There was never any response to any of our letters.

Tracey Beasley read the same fabricated report, unaltered, to the 2009 Synod Assembly.

The next time we were to see Tracey Beasley was on Mother’s Day 2009, just hours after the close of the 2009 Synod Assembly. This is the Assembly at which Redeemer appealed Synodical Administration. The Assembly never voted on our appeal. Synod leaders substituted a question allowing the Synod to take our property—a topic our appeal had not addressed. The vote was predictable. Almost everyone voted to take our property. They have NO constitutional authority to vote on congregational property.  

Tracey Beasley came to our worship that Mothers Day with Larry House. They sat through the worship service and before the service concluded they walked to the front of the sanctuary and announced, “We are in control now.”

What happened next was beautiful. The people of Redeemer rose united from the pews and surrounded the two trustees who had represented themselves as working with Redeemer but had done nothing. There had been no plan, no strategy. It just happened. I watched from the back of the church, talking to the visitors. (Redeemer had visitors almost every Sunday.)

Redeemer members confronted the two trustees about their behavior. Most notably, someone pointed out that Synod’s interference in our ministry had cost us a 25-year relationship with Ken Crest. This interference had not only cost our congregation a strong source of income, it had deprived our neighborhood of an excellent service.

Tracey Beasley claimed that Ken Crest did not leave because of them. We pointed out that Ken Crest had just signed a five-year lease with us but abruptly whited out their names. We had a letter from Ken Crest stating that they were leaving because they didn’t want to be in the middle of a property dispute.

Tracey Beasley claimed to know nothing about this and demanded to see that letter. The letter indicated that she had, in fact, been copied.

The courts ordered the property given to SEPA — not under the law, but under Separation of Church and State.

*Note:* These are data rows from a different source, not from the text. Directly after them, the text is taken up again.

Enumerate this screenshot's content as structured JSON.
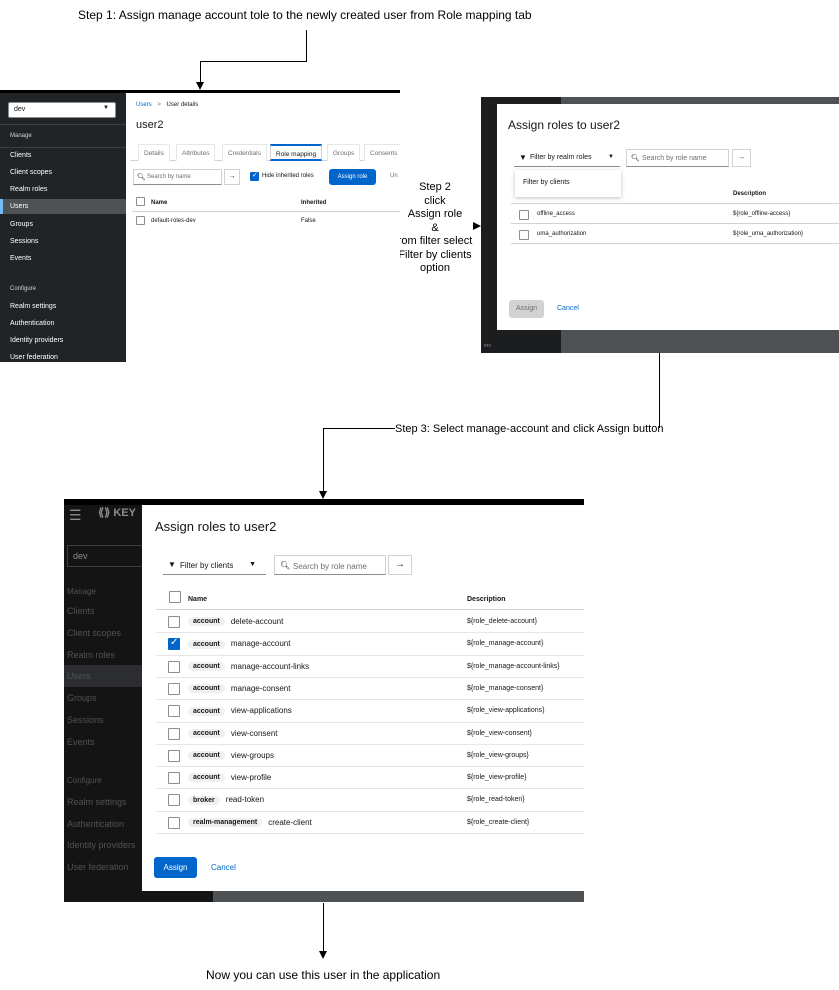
{
  "annotations": {
    "step1": "Step 1: Assign manage account tole to the newly created user from Role mapping tab",
    "step2_lines": [
      "Step 2",
      "click",
      "Assign  role",
      "&",
      "rom filter select",
      "Filter by clients",
      "option"
    ],
    "step3": "Step 3: Select manage-account and click Assign button",
    "final": "Now you can use this user in the application"
  },
  "shot1": {
    "realm_select": "dev",
    "sidebar": {
      "section_manage": "Manage",
      "items_manage": [
        "Clients",
        "Client scopes",
        "Realm roles",
        "Users",
        "Groups",
        "Sessions",
        "Events"
      ],
      "section_configure": "Configure",
      "items_configure": [
        "Realm settings",
        "Authentication",
        "Identity providers",
        "User federation"
      ]
    },
    "breadcrumb": {
      "root": "Users",
      "sep": ">",
      "current": "User details"
    },
    "title": "user2",
    "tabs": [
      "Details",
      "Attributes",
      "Credentials",
      "Role mapping",
      "Groups",
      "Consents"
    ],
    "toolbar": {
      "search_placeholder": "Search by name",
      "hide_inherited": "Hide inherited roles",
      "assign_role": "Assign role",
      "unassign_partial": "Un"
    },
    "table": {
      "headers": [
        "Name",
        "Inherited"
      ],
      "rows": [
        {
          "name": "default-roles-dev",
          "inherited": "False"
        }
      ]
    }
  },
  "shot2": {
    "title": "Assign roles to user2",
    "filter_label": "Filter by realm roles",
    "dropdown_option": "Filter by clients",
    "search_placeholder": "Search by role name",
    "desc_header": "Description",
    "rows": [
      {
        "name": "offline_access",
        "description": "${role_offline-access}"
      },
      {
        "name": "uma_authorization",
        "description": "${role_uma_authorization}"
      }
    ],
    "assign": "Assign",
    "cancel": "Cancel",
    "bg_fragment": "ers"
  },
  "shot3": {
    "brand_partial": "KEY",
    "realm_select": "dev",
    "sidebar": {
      "section_manage": "Manage",
      "items_manage": [
        "Clients",
        "Client scopes",
        "Realm roles",
        "Users",
        "Groups",
        "Sessions",
        "Events"
      ],
      "section_configure": "Configure",
      "items_configure": [
        "Realm settings",
        "Authentication",
        "Identity providers",
        "User federation"
      ]
    },
    "title": "Assign roles to user2",
    "filter_label": "Filter by clients",
    "search_placeholder": "Search by role name",
    "headers": [
      "Name",
      "Description"
    ],
    "rows": [
      {
        "client": "account",
        "role": "delete-account",
        "description": "${role_delete-account}",
        "checked": false
      },
      {
        "client": "account",
        "role": "manage-account",
        "description": "${role_manage-account}",
        "checked": true
      },
      {
        "client": "account",
        "role": "manage-account-links",
        "description": "${role_manage-account-links}",
        "checked": false
      },
      {
        "client": "account",
        "role": "manage-consent",
        "description": "${role_manage-consent}",
        "checked": false
      },
      {
        "client": "account",
        "role": "view-applications",
        "description": "${role_view-applications}",
        "checked": false
      },
      {
        "client": "account",
        "role": "view-consent",
        "description": "${role_view-consent}",
        "checked": false
      },
      {
        "client": "account",
        "role": "view-groups",
        "description": "${role_view-groups}",
        "checked": false
      },
      {
        "client": "account",
        "role": "view-profile",
        "description": "${role_view-profile}",
        "checked": false
      },
      {
        "client": "broker",
        "role": "read-token",
        "description": "${role_read-token}",
        "checked": false
      },
      {
        "client": "realm-management",
        "role": "create-client",
        "description": "${role_create-client}",
        "checked": false
      }
    ],
    "assign": "Assign",
    "cancel": "Cancel"
  },
  "colors": {
    "primary": "#0066cc",
    "sidebar_bg": "#212427",
    "sidebar_active": "#4f5255"
  }
}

They couldn’t get involved in church matters. They did not order that the church members be locked out, but Synod accepted the court win as entitling them to do exactly as they please. There is no authority in the church or out of the church to stop them (unless SEPA Lutherans follow their constitutions).

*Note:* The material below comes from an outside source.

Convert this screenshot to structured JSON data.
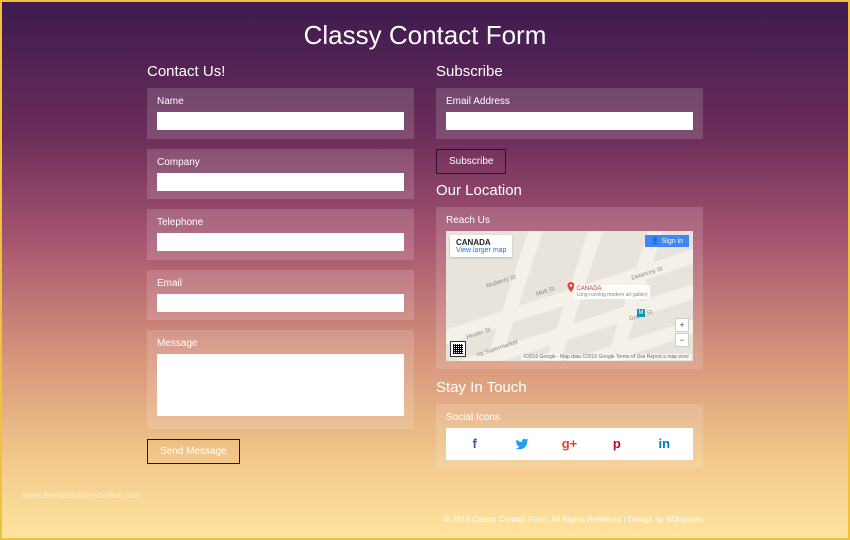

In December 2011, we read in the local news that Redeemer was opening again. There was to be a service a few days before Christmas. All welcome.

We were suspicious. Suddenly, we are open again! A public announcement. No effort to tell Redeemer’s members.

It ended up to be not so much a worship service as a gloating fest. The service, never to be repeated, was conducted by the Rev. Lamont Anthony Wells, pastor of Reformation in Mount Airy, where both Tracey and her predecessor are members.  The watchful eyes of East Falls reported that about seven people showed up and seemed to be very uncomfortable in their presence.

There was never any real intent to “open Redeemer.” The group that seemed to be from Reformation marked their territory, locked the doors behind them, and moved on.

Tracey Beasley, as a trustee and as a member of synod council, was in a position to represent the interests of the congregation. She demonstrated no inclination to do so.

She was clearly an extension of the bishop. Now she is an official leader of all congregations. Will she do so with independence? Will she now represent the interests of the congregations—as her position suggests? Will she check the power of the bishop — as is the responsibility of synod council?

If past behavior predicts future behavior, your leaders are comfortable in their view that congregational property is theirs for the taking. Because Synod Assembly seems to be powerless in enforcing their own rules, there is nothing to stop them.

Small churches (and most SEPA churches are already small or getting there) should be alarmed. You now have leadership that has shown they are capable of plotting to take your property. They have a track record using secrecy, intimidation, and deceit in doing so. They have demonstrated a clear sense of entitlement. They will not hesitate to attack lay people in court if they dare to oppose their views within the constitution. 

You elected them! 

When they knock on your doors, remember—we warned you.